__TASK DIRECTIONS__
Would you return every line of the listing below that has "favorite" in it?

__RECORDS SUPPLIED__
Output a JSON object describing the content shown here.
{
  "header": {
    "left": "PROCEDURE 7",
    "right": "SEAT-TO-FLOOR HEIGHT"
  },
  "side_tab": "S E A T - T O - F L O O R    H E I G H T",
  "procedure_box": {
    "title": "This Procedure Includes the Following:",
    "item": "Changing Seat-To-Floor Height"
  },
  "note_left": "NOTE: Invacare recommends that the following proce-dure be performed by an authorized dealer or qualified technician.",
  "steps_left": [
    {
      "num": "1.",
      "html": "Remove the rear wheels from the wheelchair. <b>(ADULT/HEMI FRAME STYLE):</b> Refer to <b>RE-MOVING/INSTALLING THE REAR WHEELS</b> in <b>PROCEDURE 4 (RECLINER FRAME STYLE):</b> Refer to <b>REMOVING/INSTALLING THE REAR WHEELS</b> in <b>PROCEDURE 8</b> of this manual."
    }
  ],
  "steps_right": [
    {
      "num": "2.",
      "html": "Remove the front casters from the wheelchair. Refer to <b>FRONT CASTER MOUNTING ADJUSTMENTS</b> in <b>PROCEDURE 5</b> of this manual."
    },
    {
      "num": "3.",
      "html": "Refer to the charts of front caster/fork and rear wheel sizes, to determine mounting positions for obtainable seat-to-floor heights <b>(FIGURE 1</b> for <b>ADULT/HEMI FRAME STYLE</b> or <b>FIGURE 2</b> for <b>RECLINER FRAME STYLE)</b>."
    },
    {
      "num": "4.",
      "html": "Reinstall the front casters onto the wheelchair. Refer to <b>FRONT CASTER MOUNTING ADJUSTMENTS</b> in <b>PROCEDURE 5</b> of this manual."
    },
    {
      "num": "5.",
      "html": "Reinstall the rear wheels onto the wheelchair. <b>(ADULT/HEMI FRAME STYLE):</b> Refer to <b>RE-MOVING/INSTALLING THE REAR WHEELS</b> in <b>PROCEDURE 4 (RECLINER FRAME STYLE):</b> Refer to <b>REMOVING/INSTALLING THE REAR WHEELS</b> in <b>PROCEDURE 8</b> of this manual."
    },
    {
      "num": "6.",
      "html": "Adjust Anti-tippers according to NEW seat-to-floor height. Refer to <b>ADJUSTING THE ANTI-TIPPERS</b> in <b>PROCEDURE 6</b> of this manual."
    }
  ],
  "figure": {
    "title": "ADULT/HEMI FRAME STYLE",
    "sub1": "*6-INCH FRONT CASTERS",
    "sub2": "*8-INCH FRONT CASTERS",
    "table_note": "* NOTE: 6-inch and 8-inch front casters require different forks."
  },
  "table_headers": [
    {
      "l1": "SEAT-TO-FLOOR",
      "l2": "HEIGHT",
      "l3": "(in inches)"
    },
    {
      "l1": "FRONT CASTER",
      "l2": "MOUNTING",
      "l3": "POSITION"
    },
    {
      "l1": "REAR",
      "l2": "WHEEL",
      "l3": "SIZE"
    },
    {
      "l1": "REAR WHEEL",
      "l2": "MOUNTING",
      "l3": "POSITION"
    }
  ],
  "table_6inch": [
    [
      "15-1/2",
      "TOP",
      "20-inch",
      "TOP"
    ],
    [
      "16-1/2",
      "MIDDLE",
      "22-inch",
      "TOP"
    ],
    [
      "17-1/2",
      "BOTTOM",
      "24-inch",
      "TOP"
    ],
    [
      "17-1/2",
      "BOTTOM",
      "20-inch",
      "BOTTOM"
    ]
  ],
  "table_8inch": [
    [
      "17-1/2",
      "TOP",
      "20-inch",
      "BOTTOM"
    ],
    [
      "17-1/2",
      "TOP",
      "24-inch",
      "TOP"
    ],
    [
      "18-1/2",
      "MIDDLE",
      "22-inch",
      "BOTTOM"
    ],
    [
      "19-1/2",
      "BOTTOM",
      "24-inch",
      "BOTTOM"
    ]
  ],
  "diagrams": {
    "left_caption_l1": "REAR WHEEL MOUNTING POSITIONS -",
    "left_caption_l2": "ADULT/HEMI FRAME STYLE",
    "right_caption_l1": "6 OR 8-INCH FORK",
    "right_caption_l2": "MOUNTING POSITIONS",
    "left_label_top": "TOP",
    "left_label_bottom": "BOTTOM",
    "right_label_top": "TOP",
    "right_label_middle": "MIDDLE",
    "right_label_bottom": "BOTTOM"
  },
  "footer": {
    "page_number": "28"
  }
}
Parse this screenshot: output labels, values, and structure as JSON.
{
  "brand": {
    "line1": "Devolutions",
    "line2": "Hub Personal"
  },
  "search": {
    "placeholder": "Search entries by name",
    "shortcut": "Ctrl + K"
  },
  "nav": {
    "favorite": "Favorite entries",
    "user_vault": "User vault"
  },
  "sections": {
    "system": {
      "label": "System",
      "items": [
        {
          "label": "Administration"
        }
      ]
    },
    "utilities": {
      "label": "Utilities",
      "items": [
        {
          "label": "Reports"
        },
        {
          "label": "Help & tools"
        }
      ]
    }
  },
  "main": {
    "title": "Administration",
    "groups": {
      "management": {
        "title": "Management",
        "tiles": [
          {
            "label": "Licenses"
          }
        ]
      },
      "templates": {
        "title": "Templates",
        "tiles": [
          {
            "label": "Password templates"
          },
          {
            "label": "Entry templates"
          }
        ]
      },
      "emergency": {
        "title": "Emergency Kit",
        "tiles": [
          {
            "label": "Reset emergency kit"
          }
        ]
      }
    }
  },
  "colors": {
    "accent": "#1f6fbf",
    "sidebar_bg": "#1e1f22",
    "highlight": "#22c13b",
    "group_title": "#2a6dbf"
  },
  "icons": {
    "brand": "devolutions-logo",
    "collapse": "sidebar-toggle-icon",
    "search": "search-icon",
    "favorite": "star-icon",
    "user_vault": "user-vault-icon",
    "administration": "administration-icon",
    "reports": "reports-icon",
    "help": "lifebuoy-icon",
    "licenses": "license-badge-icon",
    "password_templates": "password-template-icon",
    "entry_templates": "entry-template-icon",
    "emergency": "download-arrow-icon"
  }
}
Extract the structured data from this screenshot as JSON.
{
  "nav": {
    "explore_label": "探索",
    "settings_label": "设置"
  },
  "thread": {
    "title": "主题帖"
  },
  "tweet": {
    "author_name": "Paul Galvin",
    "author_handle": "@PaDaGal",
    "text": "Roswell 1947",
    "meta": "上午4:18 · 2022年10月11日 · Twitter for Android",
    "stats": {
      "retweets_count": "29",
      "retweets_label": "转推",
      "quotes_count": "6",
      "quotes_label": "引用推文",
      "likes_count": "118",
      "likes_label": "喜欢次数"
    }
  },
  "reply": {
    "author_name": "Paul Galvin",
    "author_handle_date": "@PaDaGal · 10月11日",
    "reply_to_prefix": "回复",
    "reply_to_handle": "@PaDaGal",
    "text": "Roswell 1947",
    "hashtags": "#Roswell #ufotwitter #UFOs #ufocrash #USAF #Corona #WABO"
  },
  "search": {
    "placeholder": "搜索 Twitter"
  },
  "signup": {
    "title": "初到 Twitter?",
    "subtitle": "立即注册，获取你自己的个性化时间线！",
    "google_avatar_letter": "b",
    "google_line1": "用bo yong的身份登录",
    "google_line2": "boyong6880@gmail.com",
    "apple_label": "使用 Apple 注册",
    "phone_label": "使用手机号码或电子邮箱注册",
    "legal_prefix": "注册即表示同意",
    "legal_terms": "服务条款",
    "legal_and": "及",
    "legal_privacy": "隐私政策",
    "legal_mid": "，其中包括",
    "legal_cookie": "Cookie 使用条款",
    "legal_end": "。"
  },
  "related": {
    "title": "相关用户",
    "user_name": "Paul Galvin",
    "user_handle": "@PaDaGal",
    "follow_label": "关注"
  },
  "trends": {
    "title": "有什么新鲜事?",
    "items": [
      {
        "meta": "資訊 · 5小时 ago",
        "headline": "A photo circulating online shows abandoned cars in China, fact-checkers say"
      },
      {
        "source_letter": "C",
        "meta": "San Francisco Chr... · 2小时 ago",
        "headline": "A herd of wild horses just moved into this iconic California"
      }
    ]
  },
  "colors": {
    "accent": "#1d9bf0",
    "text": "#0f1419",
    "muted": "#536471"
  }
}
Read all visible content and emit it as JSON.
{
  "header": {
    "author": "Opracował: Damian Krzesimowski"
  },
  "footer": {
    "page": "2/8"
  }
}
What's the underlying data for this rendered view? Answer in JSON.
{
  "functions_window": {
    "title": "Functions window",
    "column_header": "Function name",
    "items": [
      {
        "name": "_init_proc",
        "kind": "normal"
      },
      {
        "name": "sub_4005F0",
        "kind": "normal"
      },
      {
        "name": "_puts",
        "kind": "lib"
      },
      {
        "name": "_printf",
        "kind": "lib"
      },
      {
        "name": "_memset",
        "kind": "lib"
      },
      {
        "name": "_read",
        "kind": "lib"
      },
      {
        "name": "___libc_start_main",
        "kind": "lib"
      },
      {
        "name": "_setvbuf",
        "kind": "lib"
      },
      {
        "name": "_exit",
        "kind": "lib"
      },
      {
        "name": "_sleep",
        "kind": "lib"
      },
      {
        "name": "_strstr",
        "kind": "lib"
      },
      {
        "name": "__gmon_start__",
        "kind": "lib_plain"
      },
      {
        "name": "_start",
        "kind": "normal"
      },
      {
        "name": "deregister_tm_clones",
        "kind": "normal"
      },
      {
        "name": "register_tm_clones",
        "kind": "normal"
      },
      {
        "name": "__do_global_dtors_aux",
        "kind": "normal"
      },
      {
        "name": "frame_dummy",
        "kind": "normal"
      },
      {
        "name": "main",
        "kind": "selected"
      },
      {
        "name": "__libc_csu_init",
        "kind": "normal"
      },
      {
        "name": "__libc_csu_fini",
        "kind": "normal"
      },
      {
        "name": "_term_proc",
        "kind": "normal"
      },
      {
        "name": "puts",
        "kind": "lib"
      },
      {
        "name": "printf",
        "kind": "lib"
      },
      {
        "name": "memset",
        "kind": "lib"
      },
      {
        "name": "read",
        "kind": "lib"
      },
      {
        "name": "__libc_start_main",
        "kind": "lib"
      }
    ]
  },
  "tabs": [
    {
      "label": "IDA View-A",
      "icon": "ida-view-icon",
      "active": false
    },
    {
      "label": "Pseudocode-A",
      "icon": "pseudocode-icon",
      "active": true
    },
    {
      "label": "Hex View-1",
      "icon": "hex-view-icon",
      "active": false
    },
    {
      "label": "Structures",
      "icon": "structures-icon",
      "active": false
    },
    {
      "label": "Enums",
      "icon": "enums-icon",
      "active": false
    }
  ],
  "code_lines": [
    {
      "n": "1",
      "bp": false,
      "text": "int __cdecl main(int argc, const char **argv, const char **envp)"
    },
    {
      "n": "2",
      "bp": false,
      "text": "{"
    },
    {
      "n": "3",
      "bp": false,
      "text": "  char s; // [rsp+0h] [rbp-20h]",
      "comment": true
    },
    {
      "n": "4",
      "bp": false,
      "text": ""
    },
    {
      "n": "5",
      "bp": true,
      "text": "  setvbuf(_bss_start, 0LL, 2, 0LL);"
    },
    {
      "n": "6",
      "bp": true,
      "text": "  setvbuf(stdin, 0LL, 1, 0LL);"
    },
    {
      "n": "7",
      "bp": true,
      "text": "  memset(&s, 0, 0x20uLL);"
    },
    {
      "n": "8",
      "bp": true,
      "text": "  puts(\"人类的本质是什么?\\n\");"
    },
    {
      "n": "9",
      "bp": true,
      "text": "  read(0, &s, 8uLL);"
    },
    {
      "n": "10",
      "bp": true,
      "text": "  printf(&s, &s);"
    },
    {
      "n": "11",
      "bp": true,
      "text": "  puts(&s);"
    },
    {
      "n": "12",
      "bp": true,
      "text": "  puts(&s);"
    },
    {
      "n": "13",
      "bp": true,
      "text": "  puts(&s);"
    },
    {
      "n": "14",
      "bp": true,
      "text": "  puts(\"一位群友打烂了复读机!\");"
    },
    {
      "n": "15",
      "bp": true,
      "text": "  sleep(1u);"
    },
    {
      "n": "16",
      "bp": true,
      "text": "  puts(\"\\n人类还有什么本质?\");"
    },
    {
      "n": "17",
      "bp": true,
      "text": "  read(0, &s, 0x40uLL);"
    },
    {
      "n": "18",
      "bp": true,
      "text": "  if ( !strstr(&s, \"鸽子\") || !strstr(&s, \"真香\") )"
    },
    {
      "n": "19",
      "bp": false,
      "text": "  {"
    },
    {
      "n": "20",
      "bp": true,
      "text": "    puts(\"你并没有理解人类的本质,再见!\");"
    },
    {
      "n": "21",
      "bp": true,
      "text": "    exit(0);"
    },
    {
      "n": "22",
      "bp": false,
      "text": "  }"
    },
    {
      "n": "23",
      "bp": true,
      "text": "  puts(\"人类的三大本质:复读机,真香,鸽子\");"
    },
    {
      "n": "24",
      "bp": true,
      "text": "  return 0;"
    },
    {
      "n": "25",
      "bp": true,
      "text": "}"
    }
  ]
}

__SOLUTION FOR THIS EXERCISE__
    "favorite": "Favorite entries",
    "favorite": "star-icon",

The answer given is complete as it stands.